**What is being asked:**
Word for word, repeat all the entries below, but without the pictures.
◆ ◆ ◆
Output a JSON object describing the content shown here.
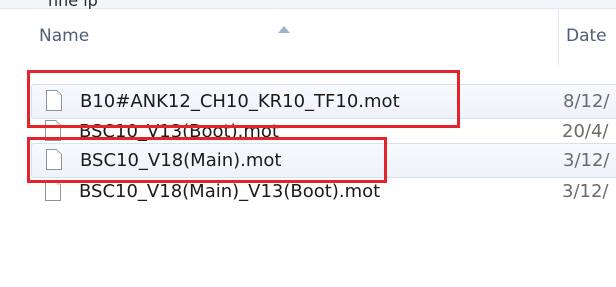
{
  "header": {
    "cut_text": "nne ip",
    "name_label": "Name",
    "date_label": "Date"
  },
  "files": [
    {
      "name": "B10#ANK12_CH10_KR10_TF10.mot",
      "date": "8/12/",
      "selected": true,
      "highlighted": true
    },
    {
      "name": "BSC10_V13(Boot).mot",
      "date": "20/4/",
      "selected": false,
      "highlighted": false
    },
    {
      "name": "BSC10_V18(Main).mot",
      "date": "3/12/",
      "selected": true,
      "highlighted": true
    },
    {
      "name": "BSC10_V18(Main)_V13(Boot).mot",
      "date": "3/12/",
      "selected": false,
      "highlighted": false
    }
  ],
  "colors": {
    "highlight_box": "#e3242b",
    "selection": "#eef3fa"
  }
}
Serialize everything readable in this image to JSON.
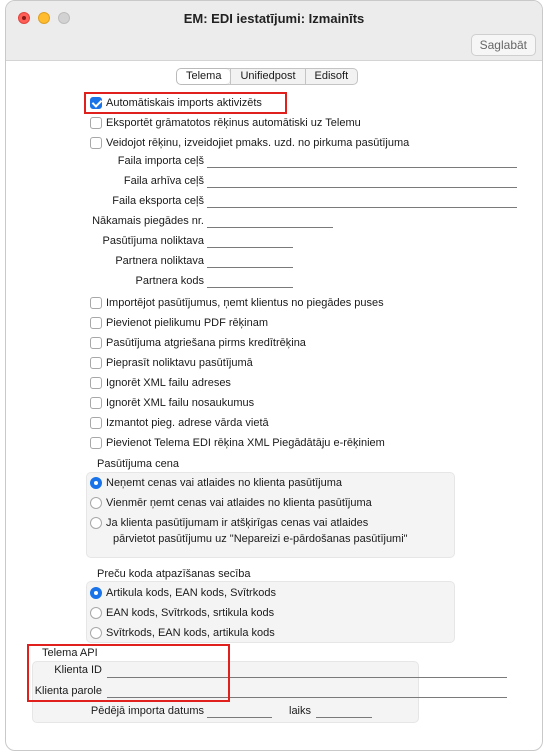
{
  "window": {
    "title": "EM: EDI iestatījumi: Izmainīts",
    "save_label": "Saglabāt"
  },
  "tabs": [
    "Telema",
    "Unifiedpost",
    "Edisoft"
  ],
  "top_checks": [
    {
      "label": "Automātiskais imports aktivizēts",
      "checked": true
    },
    {
      "label": "Eksportēt grāmatotos rēķinus automātiski uz Telemu",
      "checked": false
    },
    {
      "label": "Veidojot rēķinu, izveidojiet pmaks. uzd. no pirkuma pasūtījuma",
      "checked": false
    }
  ],
  "paths": {
    "import_label": "Faila importa ceļš",
    "archive_label": "Faila arhīva ceļš",
    "export_label": "Faila eksporta ceļš"
  },
  "fields": {
    "next_delivery_label": "Nākamais piegādes nr.",
    "order_warehouse_label": "Pasūtījuma noliktava",
    "partner_warehouse_label": "Partnera noliktava",
    "partner_code_label": "Partnera kods"
  },
  "options": [
    {
      "label": "Importējot pasūtījumus, ņemt klientus no piegādes puses",
      "checked": false
    },
    {
      "label": "Pievienot pielikumu PDF rēķinam",
      "checked": false
    },
    {
      "label": "Pasūtījuma atgriešana pirms kredītrēķina",
      "checked": false
    },
    {
      "label": "Pieprasīt noliktavu pasūtījumā",
      "checked": false
    },
    {
      "label": "Ignorēt XML failu adreses",
      "checked": false
    },
    {
      "label": "Ignorēt XML failu nosaukumus",
      "checked": false
    },
    {
      "label": "Izmantot pieg. adrese vārda vietā",
      "checked": false
    },
    {
      "label": "Pievienot Telema EDI rēķina XML Piegādātāju e-rēķiniem",
      "checked": false
    }
  ],
  "price_group": {
    "title": "Pasūtījuma cena",
    "radios": [
      {
        "label": "Neņemt cenas vai atlaides no klienta pasūtījuma",
        "checked": true
      },
      {
        "label": "Vienmēr ņemt cenas vai atlaides no klienta pasūtījuma",
        "checked": false
      },
      {
        "label": "Ja klienta pasūtījumam ir atšķirīgas cenas vai atlaides",
        "label2": "pārvietot pasūtījumu uz \"Nepareizi e-pārdošanas pasūtījumi\"",
        "checked": false
      }
    ]
  },
  "code_group": {
    "title": "Preču koda atpazīšanas secība",
    "radios": [
      {
        "label": "Artikula kods, EAN kods, Svītrkods",
        "checked": true
      },
      {
        "label": "EAN kods, Svītrkods, srtikula kods",
        "checked": false
      },
      {
        "label": "Svītrkods, EAN kods, artikula kods",
        "checked": false
      }
    ]
  },
  "api": {
    "title": "Telema API",
    "client_id_label": "Klienta ID",
    "client_password_label": "Klienta parole",
    "last_import_label": "Pēdējā importa datums",
    "time_label": "laiks"
  }
}
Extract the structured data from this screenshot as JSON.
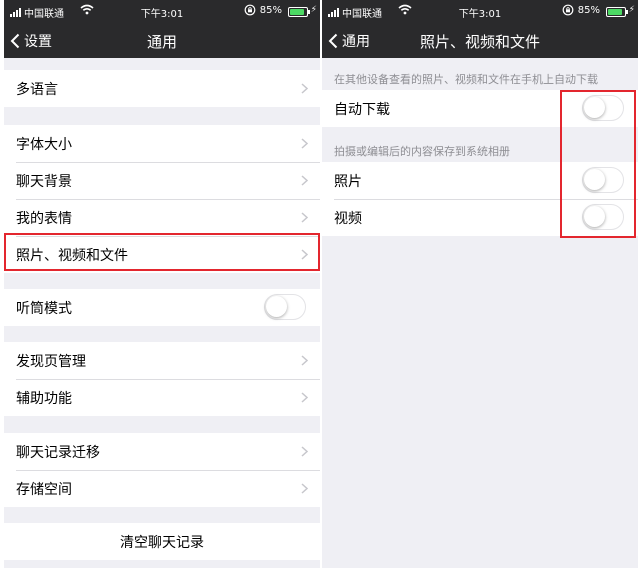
{
  "status_bar": {
    "carrier": "中国联通",
    "time": "下午3:01",
    "battery": "85%",
    "battery_level": 0.85
  },
  "left_screen": {
    "back_label": "设置",
    "title": "通用",
    "groups": [
      [
        {
          "label": "多语言",
          "accessory": "chevron"
        }
      ],
      [
        {
          "label": "字体大小",
          "accessory": "chevron"
        },
        {
          "label": "聊天背景",
          "accessory": "chevron"
        },
        {
          "label": "我的表情",
          "accessory": "chevron"
        },
        {
          "label": "照片、视频和文件",
          "accessory": "chevron"
        }
      ],
      [
        {
          "label": "听筒模式",
          "accessory": "toggle",
          "on": false
        }
      ],
      [
        {
          "label": "发现页管理",
          "accessory": "chevron"
        },
        {
          "label": "辅助功能",
          "accessory": "chevron"
        }
      ],
      [
        {
          "label": "聊天记录迁移",
          "accessory": "chevron"
        },
        {
          "label": "存储空间",
          "accessory": "chevron"
        }
      ],
      [
        {
          "label": "清空聊天记录",
          "accessory": "none"
        }
      ]
    ]
  },
  "right_screen": {
    "back_label": "通用",
    "title": "照片、视频和文件",
    "note_1": "在其他设备查看的照片、视频和文件在手机上自动下载",
    "auto_download_label": "自动下载",
    "auto_download_on": false,
    "note_2": "拍摄或编辑后的内容保存到系统相册",
    "photos_label": "照片",
    "photos_on": false,
    "videos_label": "视频",
    "videos_on": false
  },
  "colors": {
    "nav_bar": "#2a2a2c",
    "background": "#efeff4",
    "highlight_red": "#e3262e",
    "note_text": "#8e8e93"
  }
}
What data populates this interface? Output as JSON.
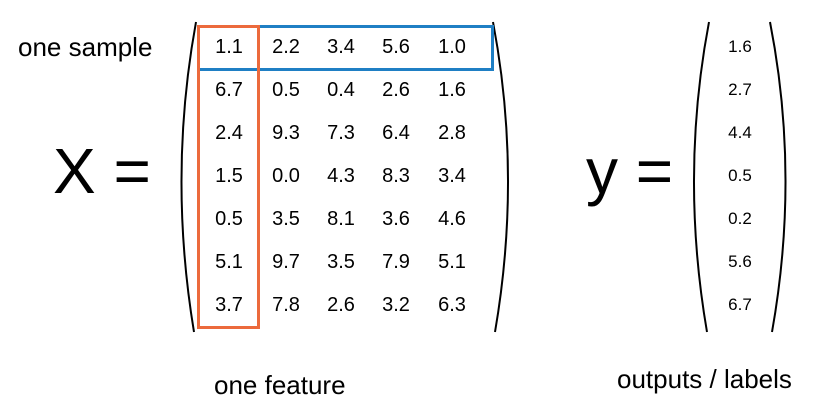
{
  "labels": {
    "one_sample": "one sample",
    "one_feature": "one feature",
    "outputs": "outputs / labels",
    "x_eq": "X =",
    "y_eq": "y ="
  },
  "colors": {
    "sample_box": "#1f7fc4",
    "feature_box": "#ec6a3c",
    "paren": "#000000"
  },
  "X": [
    [
      "1.1",
      "2.2",
      "3.4",
      "5.6",
      "1.0"
    ],
    [
      "6.7",
      "0.5",
      "0.4",
      "2.6",
      "1.6"
    ],
    [
      "2.4",
      "9.3",
      "7.3",
      "6.4",
      "2.8"
    ],
    [
      "1.5",
      "0.0",
      "4.3",
      "8.3",
      "3.4"
    ],
    [
      "0.5",
      "3.5",
      "8.1",
      "3.6",
      "4.6"
    ],
    [
      "5.1",
      "9.7",
      "3.5",
      "7.9",
      "5.1"
    ],
    [
      "3.7",
      "7.8",
      "2.6",
      "3.2",
      "6.3"
    ]
  ],
  "y": [
    "1.6",
    "2.7",
    "4.4",
    "0.5",
    "0.2",
    "5.6",
    "6.7"
  ]
}
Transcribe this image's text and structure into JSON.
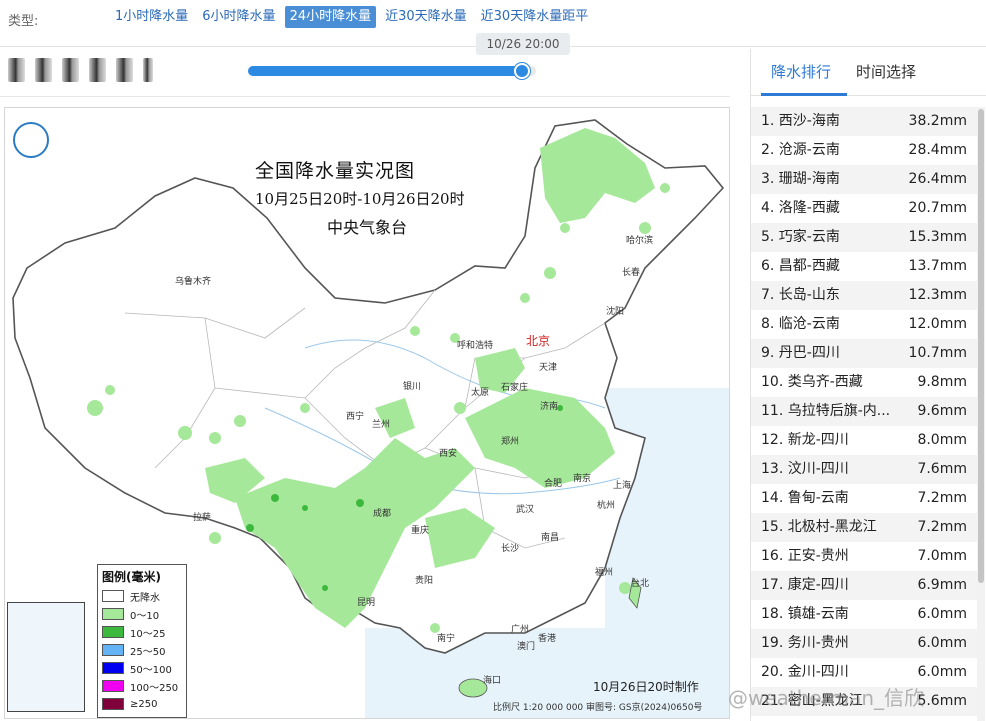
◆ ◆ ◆
**Completed exercise:**
Output a JSON object describing the content shown here.
{
  "header": {
    "cut_text": "nne ip",
    "name_label": "Name",
    "date_label": "Date"
  },
  "files": [
    {
      "name": "B10#ANK12_CH10_KR10_TF10.mot",
      "date": "8/12/",
      "selected": true,
      "highlighted": true
    },
    {
      "name": "BSC10_V13(Boot).mot",
      "date": "20/4/",
      "selected": false,
      "highlighted": false
    },
    {
      "name": "BSC10_V18(Main).mot",
      "date": "3/12/",
      "selected": true,
      "highlighted": true
    },
    {
      "name": "BSC10_V18(Main)_V13(Boot).mot",
      "date": "3/12/",
      "selected": false,
      "highlighted": false
    }
  ],
  "colors": {
    "highlight_box": "#e3242b",
    "selection": "#eef3fa"
  }
}
Serialize everything readable in this image to JSON.
{
  "window": {
    "title": "EM: EDI iestatījumi: Izmainīts",
    "save_label": "Saglabāt"
  },
  "tabs": [
    "Telema",
    "Unifiedpost",
    "Edisoft"
  ],
  "top_checks": [
    {
      "label": "Automātiskais imports aktivizēts",
      "checked": true
    },
    {
      "label": "Eksportēt grāmatotos rēķinus automātiski uz Telemu",
      "checked": false
    },
    {
      "label": "Veidojot rēķinu, izveidojiet pmaks. uzd. no pirkuma pasūtījuma",
      "checked": false
    }
  ],
  "paths": {
    "import_label": "Faila importa ceļš",
    "archive_label": "Faila arhīva ceļš",
    "export_label": "Faila eksporta ceļš"
  },
  "fields": {
    "next_delivery_label": "Nākamais piegādes nr.",
    "order_warehouse_label": "Pasūtījuma noliktava",
    "partner_warehouse_label": "Partnera noliktava",
    "partner_code_label": "Partnera kods"
  },
  "options": [
    {
      "label": "Importējot pasūtījumus, ņemt klientus no piegādes puses",
      "checked": false
    },
    {
      "label": "Pievienot pielikumu PDF rēķinam",
      "checked": false
    },
    {
      "label": "Pasūtījuma atgriešana pirms kredītrēķina",
      "checked": false
    },
    {
      "label": "Pieprasīt noliktavu pasūtījumā",
      "checked": false
    },
    {
      "label": "Ignorēt XML failu adreses",
      "checked": false
    },
    {
      "label": "Ignorēt XML failu nosaukumus",
      "checked": false
    },
    {
      "label": "Izmantot pieg. adrese vārda vietā",
      "checked": false
    },
    {
      "label": "Pievienot Telema EDI rēķina XML Piegādātāju e-rēķiniem",
      "checked": false
    }
  ],
  "price_group": {
    "title": "Pasūtījuma cena",
    "radios": [
      {
        "label": "Neņemt cenas vai atlaides no klienta pasūtījuma",
        "checked": true
      },
      {
        "label": "Vienmēr ņemt cenas vai atlaides no klienta pasūtījuma",
        "checked": false
      },
      {
        "label": "Ja klienta pasūtījumam ir atšķirīgas cenas vai atlaides",
        "label2": "pārvietot pasūtījumu uz \"Nepareizi e-pārdošanas pasūtījumi\"",
        "checked": false
      }
    ]
  },
  "code_group": {
    "title": "Preču koda atpazīšanas secība",
    "radios": [
      {
        "label": "Artikula kods, EAN kods, Svītrkods",
        "checked": true
      },
      {
        "label": "EAN kods, Svītrkods, srtikula kods",
        "checked": false
      },
      {
        "label": "Svītrkods, EAN kods, artikula kods",
        "checked": false
      }
    ]
  },
  "api": {
    "title": "Telema API",
    "client_id_label": "Klienta ID",
    "client_password_label": "Klienta parole",
    "last_import_label": "Pēdējā importa datums",
    "time_label": "laiks"
  }
}
Extract the structured data from this screenshot as JSON.
{
  "status_bar": {
    "carrier": "中国联通",
    "time": "下午3:01",
    "battery": "85%",
    "battery_level": 0.85
  },
  "left_screen": {
    "back_label": "设置",
    "title": "通用",
    "groups": [
      [
        {
          "label": "多语言",
          "accessory": "chevron"
        }
      ],
      [
        {
          "label": "字体大小",
          "accessory": "chevron"
        },
        {
          "label": "聊天背景",
          "accessory": "chevron"
        },
        {
          "label": "我的表情",
          "accessory": "chevron"
        },
        {
          "label": "照片、视频和文件",
          "accessory": "chevron"
        }
      ],
      [
        {
          "label": "听筒模式",
          "accessory": "toggle",
          "on": false
        }
      ],
      [
        {
          "label": "发现页管理",
          "accessory": "chevron"
        },
        {
          "label": "辅助功能",
          "accessory": "chevron"
        }
      ],
      [
        {
          "label": "聊天记录迁移",
          "accessory": "chevron"
        },
        {
          "label": "存储空间",
          "accessory": "chevron"
        }
      ],
      [
        {
          "label": "清空聊天记录",
          "accessory": "none"
        }
      ]
    ]
  },
  "right_screen": {
    "back_label": "通用",
    "title": "照片、视频和文件",
    "note_1": "在其他设备查看的照片、视频和文件在手机上自动下载",
    "auto_download_label": "自动下载",
    "auto_download_on": false,
    "note_2": "拍摄或编辑后的内容保存到系统相册",
    "photos_label": "照片",
    "photos_on": false,
    "videos_label": "视频",
    "videos_on": false
  },
  "colors": {
    "nav_bar": "#2a2a2c",
    "background": "#efeff4",
    "highlight_red": "#e3262e",
    "note_text": "#8e8e93"
  }
}
What data populates this interface? Output as JSON.
{
  "labels": {
    "one_sample": "one sample",
    "one_feature": "one feature",
    "outputs": "outputs / labels",
    "x_eq": "X =",
    "y_eq": "y ="
  },
  "colors": {
    "sample_box": "#1f7fc4",
    "feature_box": "#ec6a3c",
    "paren": "#000000"
  },
  "X": [
    [
      "1.1",
      "2.2",
      "3.4",
      "5.6",
      "1.0"
    ],
    [
      "6.7",
      "0.5",
      "0.4",
      "2.6",
      "1.6"
    ],
    [
      "2.4",
      "9.3",
      "7.3",
      "6.4",
      "2.8"
    ],
    [
      "1.5",
      "0.0",
      "4.3",
      "8.3",
      "3.4"
    ],
    [
      "0.5",
      "3.5",
      "8.1",
      "3.6",
      "4.6"
    ],
    [
      "5.1",
      "9.7",
      "3.5",
      "7.9",
      "5.1"
    ],
    [
      "3.7",
      "7.8",
      "2.6",
      "3.2",
      "6.3"
    ]
  ],
  "y": [
    "1.6",
    "2.7",
    "4.4",
    "0.5",
    "0.2",
    "5.6",
    "6.7"
  ]
}
Transcribe this image's text and structure into JSON.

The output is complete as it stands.